═════ Exercise data

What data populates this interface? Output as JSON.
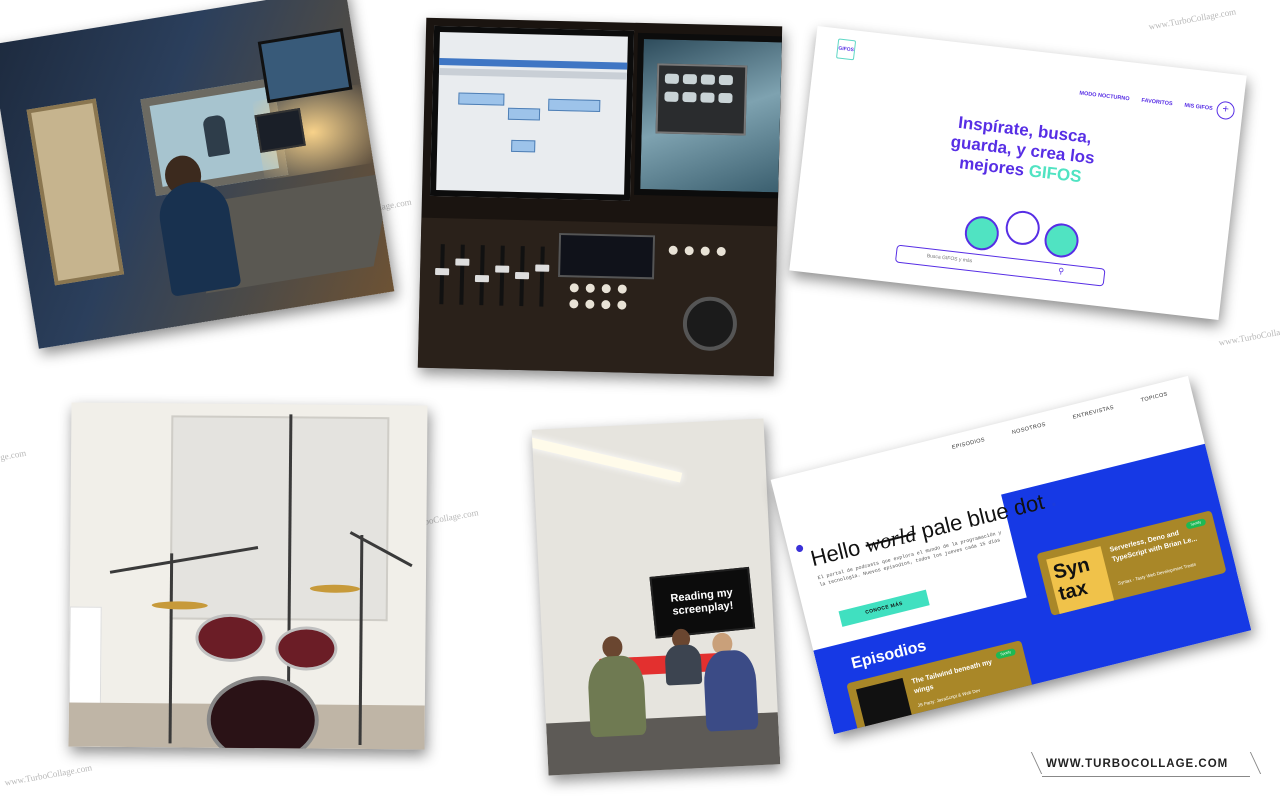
{
  "watermarks": [
    "www.TurboCollage.com",
    "www.TurboCollage.com",
    "ge.com",
    "boCollage.com",
    "ollage.com",
    "www.TurboCollage.com",
    "www.TurboColl"
  ],
  "photos": {
    "control_room": {},
    "daw_controller": {},
    "gifos_site": {
      "logo": "GIFOS",
      "nav": [
        "MODO NOCTURNO",
        "FAVORITOS",
        "MIS GIFOS"
      ],
      "add_symbol": "+",
      "hero_line1": "Inspírate, busca,",
      "hero_line2": "guarda, y crea los",
      "hero_line3": "mejores",
      "hero_accent": "GIFOS",
      "search_placeholder": "Busca GIFOS y más",
      "search_icon": "search-icon",
      "colors": {
        "primary": "#572ee5",
        "accent": "#50e3c2"
      }
    },
    "drum_room": {},
    "reading_room": {
      "tv_text": "Reading my screenplay!"
    },
    "podcast_site": {
      "nav": [
        "EPISODIOS",
        "NOSOTROS",
        "ENTREVISTAS",
        "TOPICOS"
      ],
      "title_hello": "Hello",
      "title_struck": "world",
      "title_rest": "pale blue dot",
      "title_dot": ".",
      "description": "El portal de podcasts que explora el mundo de la programación y la tecnología. Nuevos episodios, todos los jueves cada 15 días",
      "cta": "CONOCE MÁS",
      "section": "Episodios",
      "episodes": [
        {
          "art_text": "JS PARTY",
          "title": "The Tailwind beneath my wings",
          "subtitle": "JS Party: JavaScript & Web Dev",
          "badge": "Spotify"
        },
        {
          "art_text": "Syn tax",
          "title": "Serverless, Deno and TypeScript with Brian Le...",
          "subtitle": "Syntax - Tasty Web Development Treats",
          "badge": "Spotify"
        }
      ],
      "colors": {
        "blue": "#1639e5",
        "teal": "#40e0c0",
        "card": "#a98728"
      }
    }
  },
  "brand": "WWW.TURBOCOLLAGE.COM"
}
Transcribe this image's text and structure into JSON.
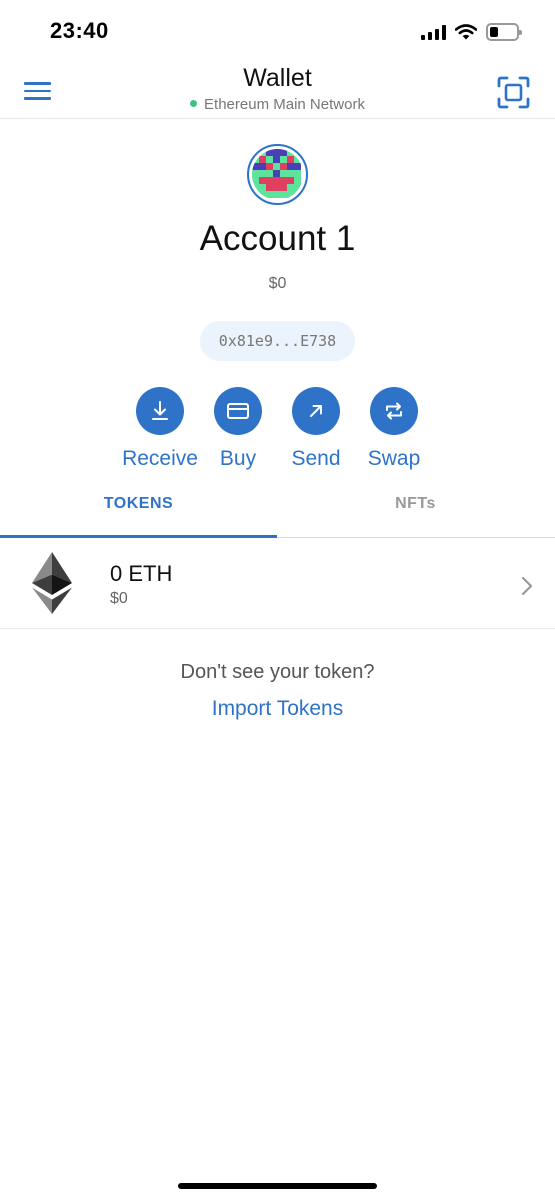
{
  "status_bar": {
    "time": "23:40",
    "battery_level": 0.3
  },
  "header": {
    "title": "Wallet",
    "network": "Ethereum Main Network",
    "network_color": "#3dbf86"
  },
  "account": {
    "name": "Account 1",
    "balance": "$0",
    "address": "0x81e9...E738"
  },
  "actions": [
    {
      "label": "Receive",
      "icon": "download-icon"
    },
    {
      "label": "Buy",
      "icon": "card-icon"
    },
    {
      "label": "Send",
      "icon": "arrow-up-right-icon"
    },
    {
      "label": "Swap",
      "icon": "swap-icon"
    }
  ],
  "tabs": {
    "tokens": "TOKENS",
    "nfts": "NFTs",
    "active": "tokens"
  },
  "tokens": [
    {
      "amount": "0 ETH",
      "fiat": "$0",
      "icon": "ethereum-icon"
    }
  ],
  "import": {
    "prompt": "Don't see your token?",
    "link": "Import Tokens"
  },
  "colors": {
    "accent": "#2f73c9",
    "pill_bg": "#ebf3fc"
  }
}
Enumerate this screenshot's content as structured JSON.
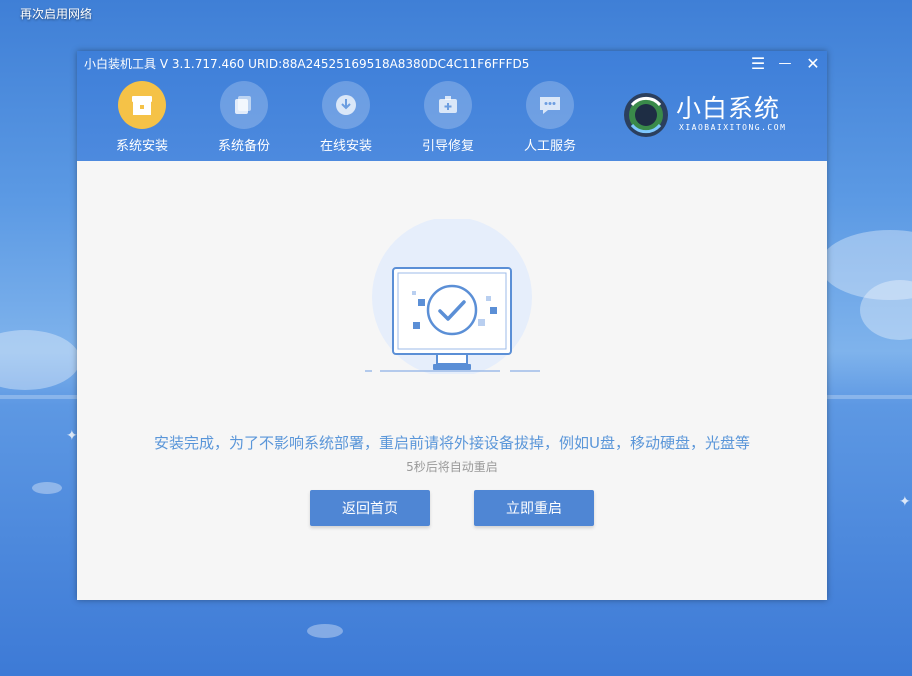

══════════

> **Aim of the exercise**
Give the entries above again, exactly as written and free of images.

> **Result of the exercise**
What data populates this interface? Output as JSON.
{
  "watermarks": [
    "www.TurboCollage.com",
    "www.TurboCollage.com",
    "ge.com",
    "boCollage.com",
    "ollage.com",
    "www.TurboCollage.com",
    "www.TurboColl"
  ],
  "photos": {
    "control_room": {},
    "daw_controller": {},
    "gifos_site": {
      "logo": "GIFOS",
      "nav": [
        "MODO NOCTURNO",
        "FAVORITOS",
        "MIS GIFOS"
      ],
      "add_symbol": "+",
      "hero_line1": "Inspírate, busca,",
      "hero_line2": "guarda, y crea los",
      "hero_line3": "mejores",
      "hero_accent": "GIFOS",
      "search_placeholder": "Busca GIFOS y más",
      "search_icon": "search-icon",
      "colors": {
        "primary": "#572ee5",
        "accent": "#50e3c2"
      }
    },
    "drum_room": {},
    "reading_room": {
      "tv_text": "Reading my screenplay!"
    },
    "podcast_site": {
      "nav": [
        "EPISODIOS",
        "NOSOTROS",
        "ENTREVISTAS",
        "TOPICOS"
      ],
      "title_hello": "Hello",
      "title_struck": "world",
      "title_rest": "pale blue dot",
      "title_dot": ".",
      "description": "El portal de podcasts que explora el mundo de la programación y la tecnología. Nuevos episodios, todos los jueves cada 15 días",
      "cta": "CONOCE MÁS",
      "section": "Episodios",
      "episodes": [
        {
          "art_text": "JS PARTY",
          "title": "The Tailwind beneath my wings",
          "subtitle": "JS Party: JavaScript & Web Dev",
          "badge": "Spotify"
        },
        {
          "art_text": "Syn tax",
          "title": "Serverless, Deno and TypeScript with Brian Le...",
          "subtitle": "Syntax - Tasty Web Development Treats",
          "badge": "Spotify"
        }
      ],
      "colors": {
        "blue": "#1639e5",
        "teal": "#40e0c0",
        "card": "#a98728"
      }
    }
  },
  "brand": "WWW.TURBOCOLLAGE.COM"
}
Transcribe this image's text and structure into JSON.
{
  "status_bar": {
    "time": "23:40",
    "battery_level": 0.3
  },
  "header": {
    "title": "Wallet",
    "network": "Ethereum Main Network",
    "network_color": "#3dbf86"
  },
  "account": {
    "name": "Account 1",
    "balance": "$0",
    "address": "0x81e9...E738"
  },
  "actions": [
    {
      "label": "Receive",
      "icon": "download-icon"
    },
    {
      "label": "Buy",
      "icon": "card-icon"
    },
    {
      "label": "Send",
      "icon": "arrow-up-right-icon"
    },
    {
      "label": "Swap",
      "icon": "swap-icon"
    }
  ],
  "tabs": {
    "tokens": "TOKENS",
    "nfts": "NFTs",
    "active": "tokens"
  },
  "tokens": [
    {
      "amount": "0 ETH",
      "fiat": "$0",
      "icon": "ethereum-icon"
    }
  ],
  "import": {
    "prompt": "Don't see your token?",
    "link": "Import Tokens"
  },
  "colors": {
    "accent": "#2f73c9",
    "pill_bg": "#ebf3fc"
  }
}
Enumerate this screenshot's content as structured JSON.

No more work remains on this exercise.